● Saved data entries
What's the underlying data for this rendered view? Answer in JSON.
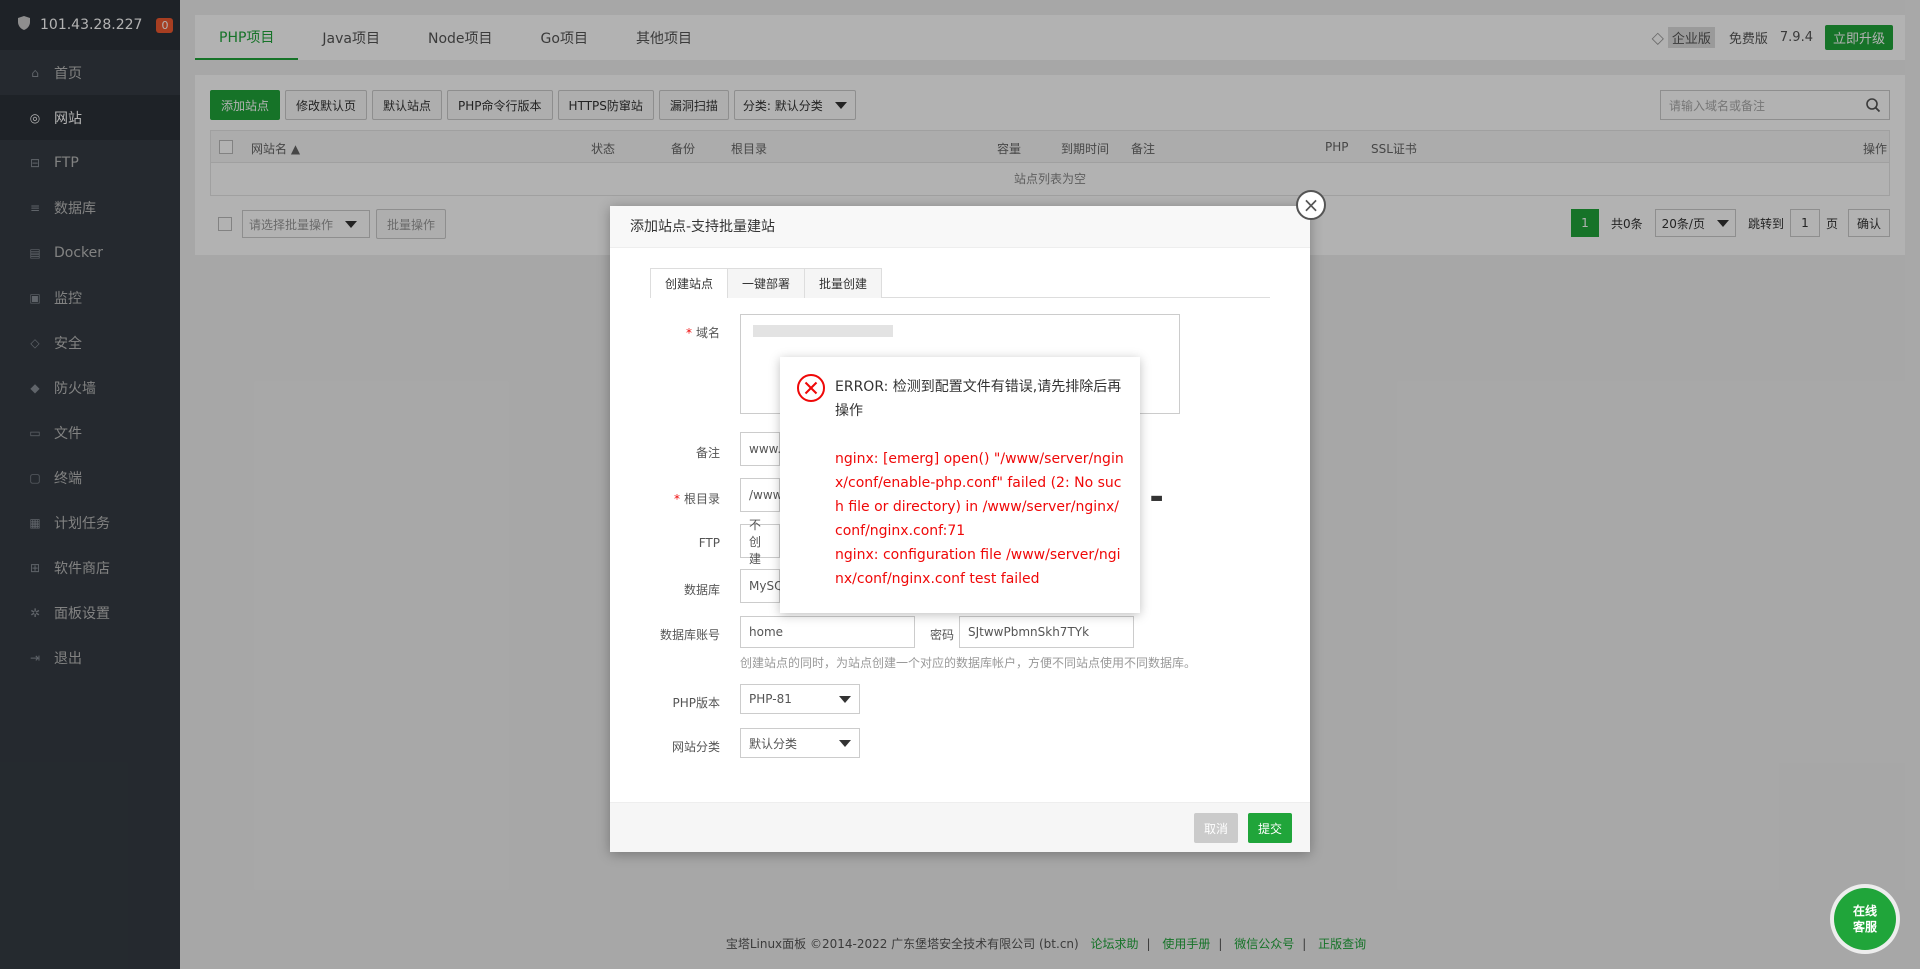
{
  "sidebar": {
    "ip": "101.43.28.227",
    "badge": "0",
    "items": [
      {
        "label": "首页",
        "icon": "home-icon"
      },
      {
        "label": "网站",
        "icon": "globe-icon",
        "active": true
      },
      {
        "label": "FTP",
        "icon": "ftp-icon"
      },
      {
        "label": "数据库",
        "icon": "database-icon"
      },
      {
        "label": "Docker",
        "icon": "docker-icon"
      },
      {
        "label": "监控",
        "icon": "monitor-icon"
      },
      {
        "label": "安全",
        "icon": "shield-icon"
      },
      {
        "label": "防火墙",
        "icon": "firewall-icon"
      },
      {
        "label": "文件",
        "icon": "folder-icon"
      },
      {
        "label": "终端",
        "icon": "terminal-icon"
      },
      {
        "label": "计划任务",
        "icon": "calendar-icon"
      },
      {
        "label": "软件商店",
        "icon": "apps-icon"
      },
      {
        "label": "面板设置",
        "icon": "gear-icon"
      },
      {
        "label": "退出",
        "icon": "logout-icon"
      }
    ]
  },
  "topbar": {
    "tabs": [
      "PHP项目",
      "Java项目",
      "Node项目",
      "Go项目",
      "其他项目"
    ],
    "enterprise_label": "企业版",
    "free_label": "免费版",
    "version": "7.9.4",
    "upgrade_label": "立即升级"
  },
  "toolbar": {
    "add_site": "添加站点",
    "edit_default": "修改默认页",
    "default_site": "默认站点",
    "php_cli": "PHP命令行版本",
    "https_guard": "HTTPS防窜站",
    "vuln_scan": "漏洞扫描",
    "category": "分类: 默认分类",
    "search_placeholder": "请输入域名或备注"
  },
  "table": {
    "headers": {
      "name": "网站名 ▲",
      "status": "状态",
      "backup": "备份",
      "root": "根目录",
      "capacity": "容量",
      "expire": "到期时间",
      "remark": "备注",
      "php": "PHP",
      "ssl": "SSL证书",
      "action": "操作"
    },
    "empty": "站点列表为空",
    "batch_placeholder": "请选择批量操作",
    "batch_button": "批量操作"
  },
  "pager": {
    "current": "1",
    "total": "共0条",
    "per_page": "20条/页",
    "jump_label": "跳转到",
    "jump_value": "1",
    "page_label": "页",
    "confirm": "确认"
  },
  "dialog": {
    "title": "添加站点-支持批量建站",
    "tabs": [
      "创建站点",
      "一键部署",
      "批量创建"
    ],
    "labels": {
      "domain": "域名",
      "remark": "备注",
      "root": "根目录",
      "ftp": "FTP",
      "database": "数据库",
      "db_account": "数据库账号",
      "password": "密码",
      "php_version": "PHP版本",
      "category": "网站分类"
    },
    "values": {
      "remark": "www.",
      "root": "/www",
      "ftp": "不创建",
      "database": "MySQ",
      "db_account": "home",
      "password": "SJtwwPbmnSkh7TYk",
      "php_version": "PHP-81",
      "category": "默认分类"
    },
    "hint": "创建站点的同时，为站点创建一个对应的数据库帐户，方便不同站点使用不同数据库。",
    "cancel": "取消",
    "submit": "提交"
  },
  "error": {
    "title": "ERROR: 检测到配置文件有错误,请先排除后再操作",
    "body1": "nginx: [emerg] open() \"/www/server/nginx/conf/enable-php.conf\" failed (2: No such file or directory) in /www/server/nginx/conf/nginx.conf:71",
    "body2": "nginx: configuration file /www/server/nginx/conf/nginx.conf test failed"
  },
  "footer": {
    "copyright": "宝塔Linux面板 ©2014-2022 广东堡塔安全技术有限公司 (bt.cn)",
    "links": [
      "论坛求助",
      "使用手册",
      "微信公众号",
      "正版查询"
    ]
  },
  "service": {
    "line1": "在线",
    "line2": "客服"
  },
  "colors": {
    "accent": "#20a53a",
    "error": "#ef0808",
    "sidebar": "#353c44"
  }
}
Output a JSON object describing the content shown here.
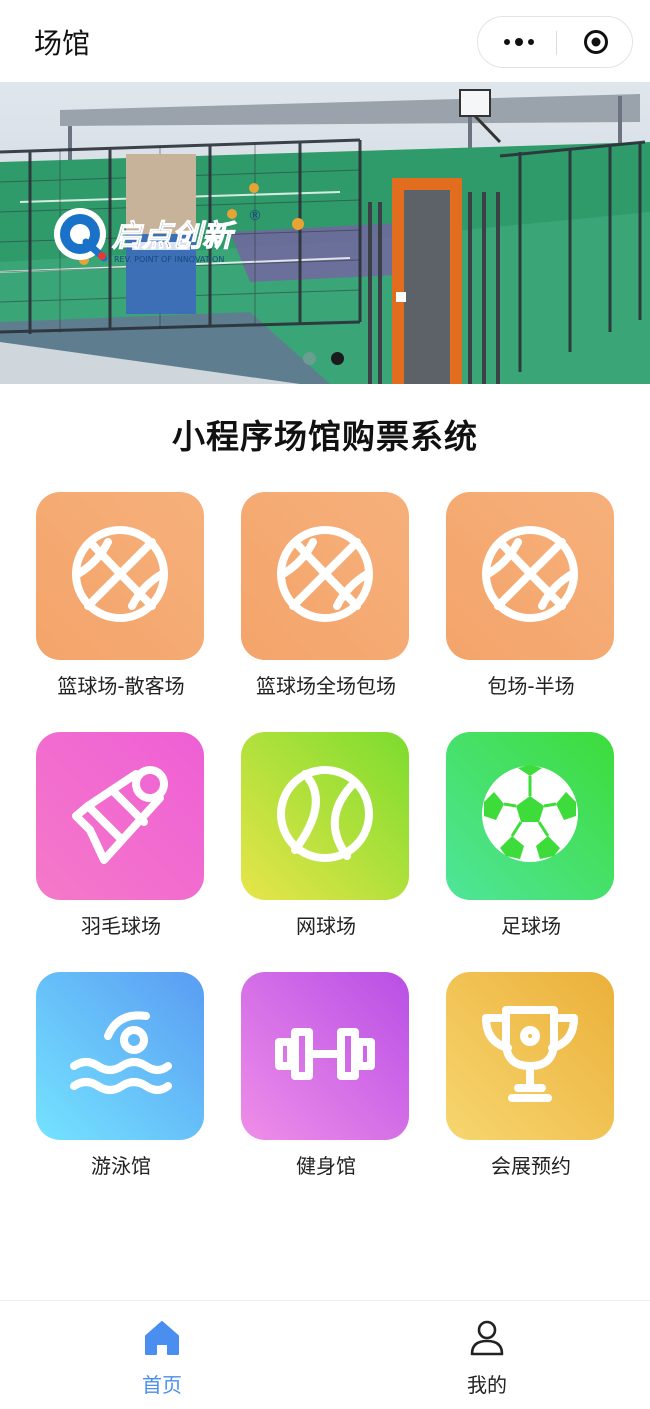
{
  "navbar": {
    "title": "场馆"
  },
  "banner": {
    "logo_text": "启点创新",
    "logo_subtext": "REV. POINT OF INNOVATION",
    "logo_mark": "®",
    "page_count": 2,
    "active_page": 2
  },
  "section": {
    "title": "小程序场馆购票系统"
  },
  "venues": [
    {
      "label": "篮球场-散客场",
      "icon": "basketball-icon",
      "gradient": [
        "#f3a46a",
        "#f7b07b"
      ]
    },
    {
      "label": "篮球场全场包场",
      "icon": "basketball-icon",
      "gradient": [
        "#f3a46a",
        "#f7b07b"
      ]
    },
    {
      "label": "包场-半场",
      "icon": "basketball-icon",
      "gradient": [
        "#f3a46a",
        "#f7b07b"
      ]
    },
    {
      "label": "羽毛球场",
      "icon": "shuttlecock-icon",
      "gradient": [
        "#f579c8",
        "#ee5fd6"
      ]
    },
    {
      "label": "网球场",
      "icon": "tennis-ball-icon",
      "gradient": [
        "#e8e54a",
        "#7bdc2e"
      ]
    },
    {
      "label": "足球场",
      "icon": "soccer-ball-icon",
      "gradient": [
        "#4fe59a",
        "#3ddc3a"
      ]
    },
    {
      "label": "游泳馆",
      "icon": "swimming-icon",
      "gradient": [
        "#74e3ff",
        "#5a9cf2"
      ]
    },
    {
      "label": "健身馆",
      "icon": "dumbbell-icon",
      "gradient": [
        "#f08ee8",
        "#b84fe6"
      ]
    },
    {
      "label": "会展预约",
      "icon": "trophy-icon",
      "gradient": [
        "#f7d66f",
        "#ebb03a"
      ]
    }
  ],
  "tabbar": {
    "items": [
      {
        "label": "首页",
        "icon": "home-icon",
        "active": true
      },
      {
        "label": "我的",
        "icon": "user-icon",
        "active": false
      }
    ]
  },
  "colors": {
    "tab_active": "#4a8ff0",
    "tab_inactive": "#222222"
  }
}
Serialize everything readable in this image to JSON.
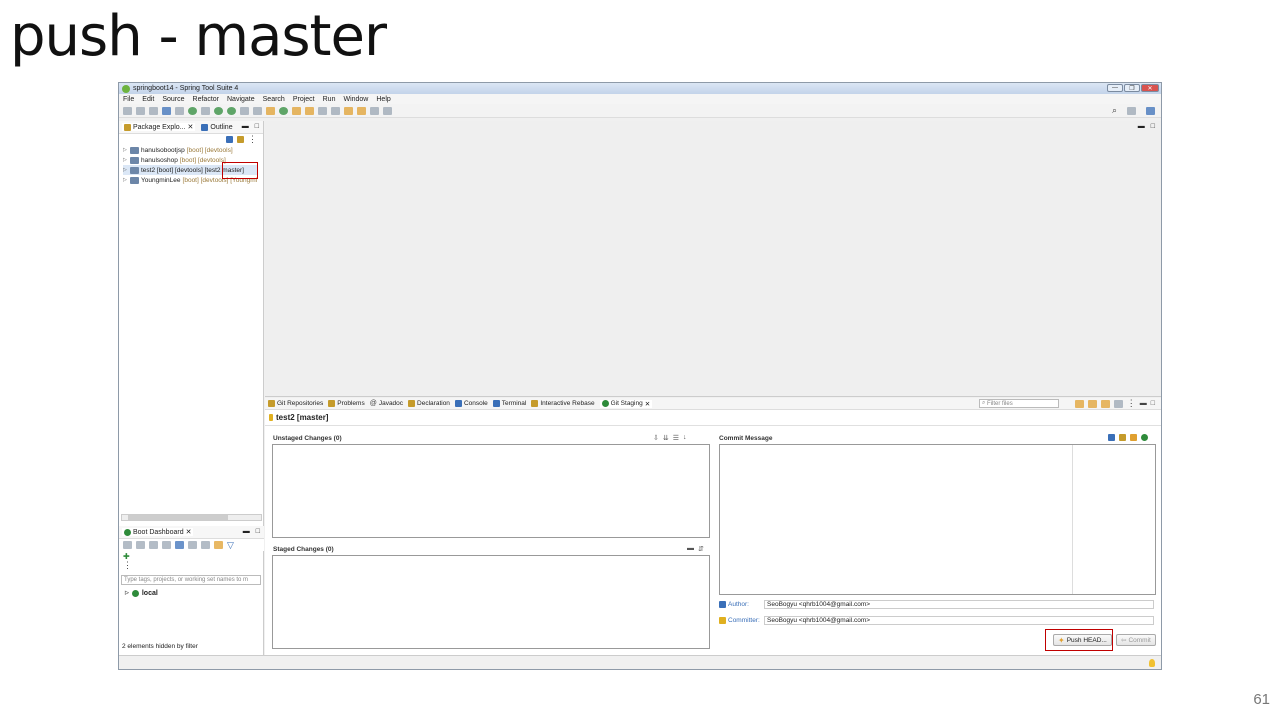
{
  "slide": {
    "title": "push - master",
    "page_number": "61"
  },
  "window": {
    "title": "springboot14 - Spring Tool Suite 4",
    "controls": [
      "—",
      "❐",
      "✕"
    ]
  },
  "menu": [
    "File",
    "Edit",
    "Source",
    "Refactor",
    "Navigate",
    "Search",
    "Project",
    "Run",
    "Window",
    "Help"
  ],
  "left_panel": {
    "tabs": [
      {
        "label": "Package Explo...",
        "close": "✕",
        "icon": "package-explorer-icon"
      },
      {
        "label": "Outline",
        "icon": "outline-icon"
      }
    ],
    "projects": [
      {
        "name": "hanulsobootjsp",
        "decoration": "[boot] [devtools]"
      },
      {
        "name": "hanulsoshop",
        "decoration": "[boot] [devtools]"
      },
      {
        "name": "test2 [boot] [devtools] [test2 master]",
        "decoration": ""
      },
      {
        "name": "YoungminLee",
        "decoration": "[boot] [devtools] [Youngmi"
      }
    ]
  },
  "boot_dashboard": {
    "tab_label": "Boot Dashboard",
    "close": "✕",
    "filter_placeholder": "Type tags, projects, or working set names to m",
    "local_label": "local",
    "hidden_text": "2 elements hidden by filter"
  },
  "bottom_panel": {
    "tabs": [
      "Git Repositories",
      "Problems",
      "Javadoc",
      "Declaration",
      "Console",
      "Terminal",
      "Interactive Rebase",
      "Git Staging"
    ],
    "close": "✕",
    "filter_placeholder": "Filter files",
    "repo_title": "test2 [master]",
    "unstaged_label": "Unstaged Changes (0)",
    "staged_label": "Staged Changes (0)",
    "commit_message_label": "Commit Message",
    "author_label": "Author:",
    "author_value": "SeoBogyu <qhrb1004@gmail.com>",
    "committer_label": "Committer:",
    "committer_value": "SeoBogyu <qhrb1004@gmail.com>",
    "push_button": "Push HEAD...",
    "commit_button": "Commit"
  },
  "colors": {
    "highlight": "#c00000",
    "accent": "#3a6fb8",
    "boot_green": "#2e8b3a"
  }
}
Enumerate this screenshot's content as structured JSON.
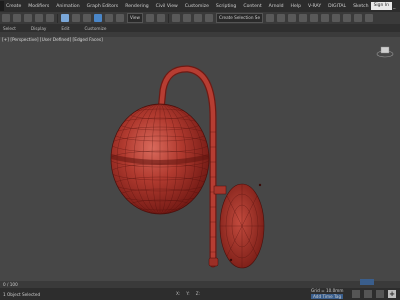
{
  "menubar": {
    "items": [
      "Create",
      "Modifiers",
      "Animation",
      "Graph Editors",
      "Rendering",
      "Civil View",
      "Customize",
      "Scripting",
      "Content",
      "Arnold",
      "Help",
      "V-RAY",
      "DIGITAL",
      "Sketch"
    ],
    "sign_in": "Sign In",
    "win_control": "_"
  },
  "toolbar": {
    "view_dropdown": "View",
    "selection_set": "Create Selection Se"
  },
  "tabs": [
    "Select",
    "Display",
    "Edit",
    "Customize"
  ],
  "viewport": {
    "label": "[+] [Perspective] [User Defined] [Edged Faces]"
  },
  "status": {
    "left_text": "1 Object Selected",
    "coords": [
      "X:",
      "Y:",
      "Z:"
    ],
    "grid": "Grid = 10.0mm",
    "tag": "Add Time Tag",
    "frame": "0 / 100"
  },
  "colors": {
    "sphere_red": "#b2352d",
    "bg_gray": "#474747"
  }
}
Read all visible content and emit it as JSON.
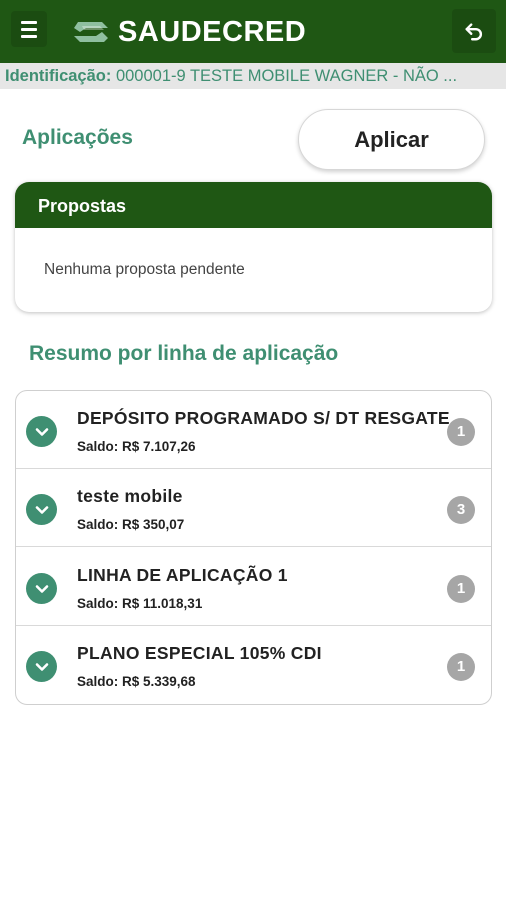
{
  "app": {
    "brand": "SAUDECRED"
  },
  "identification": {
    "label": "Identificação:",
    "value": "000001-9 TESTE MOBILE WAGNER - NÃO ..."
  },
  "applications": {
    "title": "Aplicações",
    "apply_button": "Aplicar"
  },
  "proposals": {
    "header": "Propostas",
    "empty_message": "Nenhuma proposta pendente"
  },
  "summary": {
    "title": "Resumo por linha de aplicação",
    "items": [
      {
        "title": "DEPÓSITO PROGRAMADO S/ DT RESGATE",
        "saldo": "Saldo: R$ 7.107,26",
        "count": "1"
      },
      {
        "title": "teste mobile",
        "saldo": "Saldo: R$ 350,07",
        "count": "3"
      },
      {
        "title": "LINHA DE APLICAÇÃO 1",
        "saldo": "Saldo: R$ 11.018,31",
        "count": "1"
      },
      {
        "title": "PLANO ESPECIAL 105% CDI",
        "saldo": "Saldo: R$ 5.339,68",
        "count": "1"
      }
    ]
  },
  "icons": {
    "menu": "hamburger-menu-icon",
    "back": "undo-arrow-icon",
    "logo": "saudecred-logo-icon",
    "expand": "chevron-down-icon"
  },
  "colors": {
    "primary": "#1f5714",
    "accent": "#3f8f72",
    "badge": "#a6a6a6"
  }
}
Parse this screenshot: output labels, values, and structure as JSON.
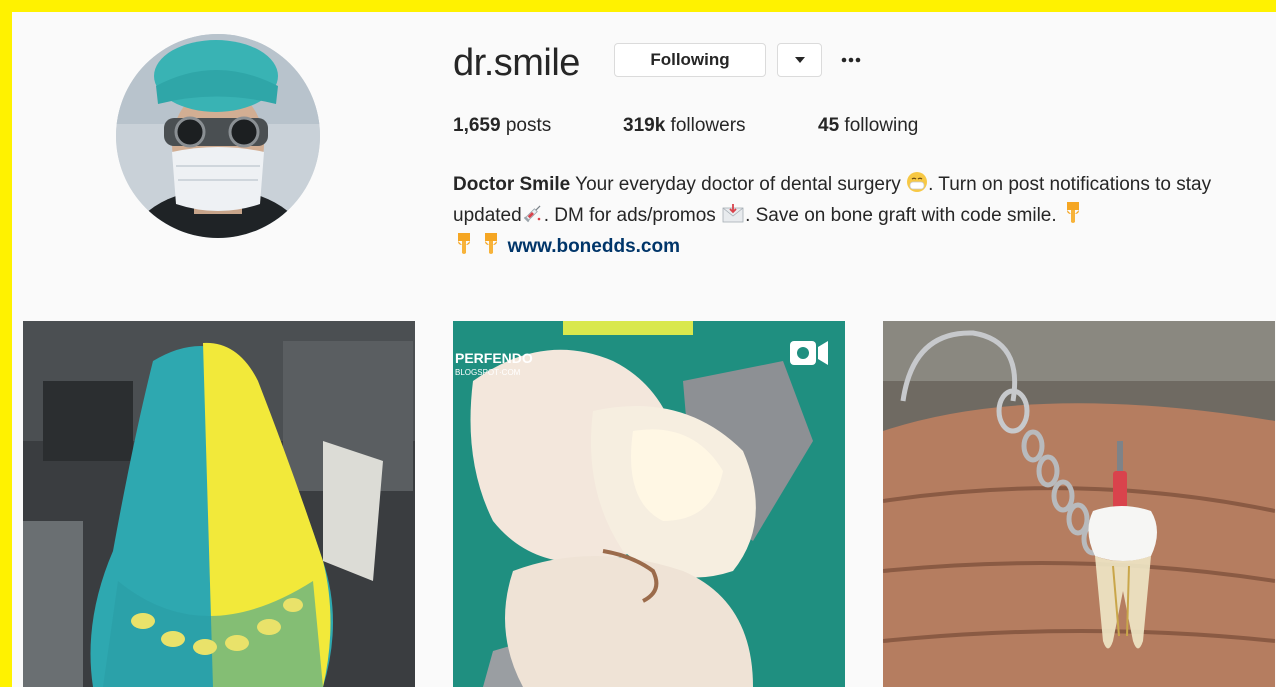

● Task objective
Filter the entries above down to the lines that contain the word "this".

● Task output
What's the underlying data for this rendered view? Answer in JSON.
Serialize everything readable in this image to JSON.
Enumerate this screenshot's content as structured JSON.
Parse this screenshot: output labels, values, and structure as JSON.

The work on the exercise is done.